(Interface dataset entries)
BEGIN

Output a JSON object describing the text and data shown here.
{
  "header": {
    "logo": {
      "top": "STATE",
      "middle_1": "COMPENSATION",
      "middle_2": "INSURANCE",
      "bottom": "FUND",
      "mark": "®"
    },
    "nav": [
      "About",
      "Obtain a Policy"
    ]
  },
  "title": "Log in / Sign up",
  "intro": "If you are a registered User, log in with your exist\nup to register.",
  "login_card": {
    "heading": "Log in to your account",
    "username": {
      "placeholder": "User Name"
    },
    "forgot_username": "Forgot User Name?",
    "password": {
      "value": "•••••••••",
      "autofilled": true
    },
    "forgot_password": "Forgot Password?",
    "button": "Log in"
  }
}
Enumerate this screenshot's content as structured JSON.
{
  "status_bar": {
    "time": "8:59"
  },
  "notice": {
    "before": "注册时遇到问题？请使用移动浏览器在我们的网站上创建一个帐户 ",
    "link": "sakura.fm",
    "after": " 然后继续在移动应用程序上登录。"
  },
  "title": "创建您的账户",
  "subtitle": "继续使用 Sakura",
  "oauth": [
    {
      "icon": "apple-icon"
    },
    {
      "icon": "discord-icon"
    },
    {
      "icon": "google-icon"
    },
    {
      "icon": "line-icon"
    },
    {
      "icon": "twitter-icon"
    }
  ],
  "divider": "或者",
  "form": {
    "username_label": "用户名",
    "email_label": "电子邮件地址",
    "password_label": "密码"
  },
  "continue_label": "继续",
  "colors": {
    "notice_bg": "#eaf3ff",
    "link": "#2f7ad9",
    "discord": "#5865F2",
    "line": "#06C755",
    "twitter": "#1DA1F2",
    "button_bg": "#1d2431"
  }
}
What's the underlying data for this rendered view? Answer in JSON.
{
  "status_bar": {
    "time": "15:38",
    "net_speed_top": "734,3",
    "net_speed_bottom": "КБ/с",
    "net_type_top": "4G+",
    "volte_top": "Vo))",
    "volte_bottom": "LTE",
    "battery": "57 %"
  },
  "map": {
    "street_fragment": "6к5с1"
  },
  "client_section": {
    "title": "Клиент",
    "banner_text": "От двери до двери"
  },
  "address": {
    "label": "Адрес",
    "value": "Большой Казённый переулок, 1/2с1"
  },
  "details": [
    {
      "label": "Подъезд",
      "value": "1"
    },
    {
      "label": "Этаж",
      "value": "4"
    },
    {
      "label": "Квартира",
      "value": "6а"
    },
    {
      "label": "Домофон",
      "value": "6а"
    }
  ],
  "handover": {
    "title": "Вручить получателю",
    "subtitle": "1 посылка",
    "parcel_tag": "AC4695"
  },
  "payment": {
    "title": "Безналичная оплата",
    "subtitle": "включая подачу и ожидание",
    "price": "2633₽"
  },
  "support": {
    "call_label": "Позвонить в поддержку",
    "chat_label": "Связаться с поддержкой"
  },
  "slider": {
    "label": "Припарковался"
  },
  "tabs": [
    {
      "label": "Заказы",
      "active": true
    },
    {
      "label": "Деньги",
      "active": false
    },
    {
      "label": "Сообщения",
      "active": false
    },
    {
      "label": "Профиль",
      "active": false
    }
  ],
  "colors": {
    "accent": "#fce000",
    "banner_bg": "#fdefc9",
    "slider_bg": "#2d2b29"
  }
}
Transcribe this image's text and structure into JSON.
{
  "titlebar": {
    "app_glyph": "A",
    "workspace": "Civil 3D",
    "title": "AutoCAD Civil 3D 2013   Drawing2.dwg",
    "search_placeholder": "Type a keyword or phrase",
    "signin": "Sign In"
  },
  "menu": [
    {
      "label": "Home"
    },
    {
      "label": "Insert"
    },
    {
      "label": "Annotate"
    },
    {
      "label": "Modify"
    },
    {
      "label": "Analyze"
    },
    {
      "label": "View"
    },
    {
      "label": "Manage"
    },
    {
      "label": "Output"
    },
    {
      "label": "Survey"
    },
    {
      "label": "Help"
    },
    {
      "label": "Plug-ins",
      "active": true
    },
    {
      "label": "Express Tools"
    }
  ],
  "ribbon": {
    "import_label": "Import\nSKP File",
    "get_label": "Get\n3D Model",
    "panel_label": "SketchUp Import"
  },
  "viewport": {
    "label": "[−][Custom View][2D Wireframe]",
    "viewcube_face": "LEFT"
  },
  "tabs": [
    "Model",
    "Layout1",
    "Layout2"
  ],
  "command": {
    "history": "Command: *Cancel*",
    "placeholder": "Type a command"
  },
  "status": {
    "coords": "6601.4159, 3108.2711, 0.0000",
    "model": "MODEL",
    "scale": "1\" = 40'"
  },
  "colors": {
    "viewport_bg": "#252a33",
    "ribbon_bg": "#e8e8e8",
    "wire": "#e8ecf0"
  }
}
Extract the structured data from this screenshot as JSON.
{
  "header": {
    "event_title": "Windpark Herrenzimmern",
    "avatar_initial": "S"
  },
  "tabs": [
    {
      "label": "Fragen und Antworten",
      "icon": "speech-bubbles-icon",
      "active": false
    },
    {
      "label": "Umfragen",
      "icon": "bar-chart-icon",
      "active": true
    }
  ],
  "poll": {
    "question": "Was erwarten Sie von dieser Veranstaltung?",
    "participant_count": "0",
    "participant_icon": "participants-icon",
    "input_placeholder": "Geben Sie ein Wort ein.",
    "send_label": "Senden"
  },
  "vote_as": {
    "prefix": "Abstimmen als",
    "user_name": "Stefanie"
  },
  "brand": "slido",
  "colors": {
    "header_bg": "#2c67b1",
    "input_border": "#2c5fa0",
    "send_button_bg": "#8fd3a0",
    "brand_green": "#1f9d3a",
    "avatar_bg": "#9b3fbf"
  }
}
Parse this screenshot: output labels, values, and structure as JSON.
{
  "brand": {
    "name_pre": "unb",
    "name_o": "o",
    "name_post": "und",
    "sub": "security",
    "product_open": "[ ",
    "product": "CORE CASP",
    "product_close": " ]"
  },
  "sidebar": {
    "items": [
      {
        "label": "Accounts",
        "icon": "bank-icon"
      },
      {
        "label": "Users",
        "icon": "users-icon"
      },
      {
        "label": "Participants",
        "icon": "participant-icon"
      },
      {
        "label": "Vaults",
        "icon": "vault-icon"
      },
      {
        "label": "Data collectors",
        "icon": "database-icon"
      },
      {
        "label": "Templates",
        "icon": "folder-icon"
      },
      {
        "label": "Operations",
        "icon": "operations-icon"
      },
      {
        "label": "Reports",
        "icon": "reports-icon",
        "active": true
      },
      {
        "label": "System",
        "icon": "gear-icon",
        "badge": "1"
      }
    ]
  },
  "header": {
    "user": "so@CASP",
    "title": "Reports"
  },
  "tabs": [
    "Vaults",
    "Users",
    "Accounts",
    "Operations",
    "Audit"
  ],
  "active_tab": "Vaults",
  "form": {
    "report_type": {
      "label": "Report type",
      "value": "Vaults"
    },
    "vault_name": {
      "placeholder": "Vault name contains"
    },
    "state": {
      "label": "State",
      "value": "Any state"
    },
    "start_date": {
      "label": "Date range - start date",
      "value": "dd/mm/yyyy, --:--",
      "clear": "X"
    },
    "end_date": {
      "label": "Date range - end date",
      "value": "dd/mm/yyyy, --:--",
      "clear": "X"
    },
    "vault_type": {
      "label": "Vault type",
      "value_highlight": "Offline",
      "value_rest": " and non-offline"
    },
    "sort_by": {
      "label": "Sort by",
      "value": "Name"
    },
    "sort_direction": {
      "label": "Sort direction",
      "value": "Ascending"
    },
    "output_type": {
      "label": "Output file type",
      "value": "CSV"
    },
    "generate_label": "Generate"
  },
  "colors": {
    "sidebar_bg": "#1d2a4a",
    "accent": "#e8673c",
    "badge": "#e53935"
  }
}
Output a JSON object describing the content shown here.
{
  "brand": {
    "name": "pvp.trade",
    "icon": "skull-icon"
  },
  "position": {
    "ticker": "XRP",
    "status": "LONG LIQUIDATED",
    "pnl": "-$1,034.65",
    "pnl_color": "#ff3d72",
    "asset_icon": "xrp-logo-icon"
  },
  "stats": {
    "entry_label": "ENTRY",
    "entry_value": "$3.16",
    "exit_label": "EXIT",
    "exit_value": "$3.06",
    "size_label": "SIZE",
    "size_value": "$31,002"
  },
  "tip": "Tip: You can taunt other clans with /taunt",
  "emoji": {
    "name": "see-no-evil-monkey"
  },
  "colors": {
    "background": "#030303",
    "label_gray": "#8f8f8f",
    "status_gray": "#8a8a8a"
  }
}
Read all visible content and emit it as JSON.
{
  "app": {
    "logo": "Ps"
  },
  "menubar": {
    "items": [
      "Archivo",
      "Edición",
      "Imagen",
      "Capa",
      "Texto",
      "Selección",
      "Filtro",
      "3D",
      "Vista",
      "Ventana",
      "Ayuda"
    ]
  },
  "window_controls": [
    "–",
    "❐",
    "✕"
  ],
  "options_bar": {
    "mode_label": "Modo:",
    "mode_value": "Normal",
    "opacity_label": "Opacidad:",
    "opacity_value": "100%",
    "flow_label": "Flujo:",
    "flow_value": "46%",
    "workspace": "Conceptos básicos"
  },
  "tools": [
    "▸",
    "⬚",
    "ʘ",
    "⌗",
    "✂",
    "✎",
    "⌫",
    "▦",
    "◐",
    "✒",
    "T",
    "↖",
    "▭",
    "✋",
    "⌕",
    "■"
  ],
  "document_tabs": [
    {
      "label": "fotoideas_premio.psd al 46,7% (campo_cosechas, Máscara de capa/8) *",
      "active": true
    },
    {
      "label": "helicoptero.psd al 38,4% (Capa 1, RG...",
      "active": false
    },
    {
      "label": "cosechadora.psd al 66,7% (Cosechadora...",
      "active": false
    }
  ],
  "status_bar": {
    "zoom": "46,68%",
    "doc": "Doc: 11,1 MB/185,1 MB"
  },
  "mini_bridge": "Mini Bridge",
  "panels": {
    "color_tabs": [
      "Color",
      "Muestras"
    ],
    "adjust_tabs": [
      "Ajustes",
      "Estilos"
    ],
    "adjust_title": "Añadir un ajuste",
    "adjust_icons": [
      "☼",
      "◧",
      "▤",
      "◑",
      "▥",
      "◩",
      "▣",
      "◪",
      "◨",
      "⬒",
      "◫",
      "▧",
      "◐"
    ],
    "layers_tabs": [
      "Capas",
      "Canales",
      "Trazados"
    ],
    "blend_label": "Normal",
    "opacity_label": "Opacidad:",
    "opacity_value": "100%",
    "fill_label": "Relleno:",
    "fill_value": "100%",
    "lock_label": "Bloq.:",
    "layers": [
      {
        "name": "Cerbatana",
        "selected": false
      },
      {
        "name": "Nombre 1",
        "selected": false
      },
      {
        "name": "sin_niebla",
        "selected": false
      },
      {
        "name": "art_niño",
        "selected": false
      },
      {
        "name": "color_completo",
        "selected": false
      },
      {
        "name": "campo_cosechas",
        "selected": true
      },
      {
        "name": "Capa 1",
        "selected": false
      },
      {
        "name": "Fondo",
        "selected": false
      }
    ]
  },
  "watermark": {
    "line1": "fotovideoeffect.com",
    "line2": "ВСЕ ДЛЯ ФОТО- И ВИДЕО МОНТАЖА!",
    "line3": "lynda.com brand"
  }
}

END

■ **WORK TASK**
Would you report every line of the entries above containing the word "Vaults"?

■ **OUTPUT OF THE EXERCISE**
        "label": "Vaults",
    "Vaults",
  "active_tab": "Vaults",
      "value": "Vaults"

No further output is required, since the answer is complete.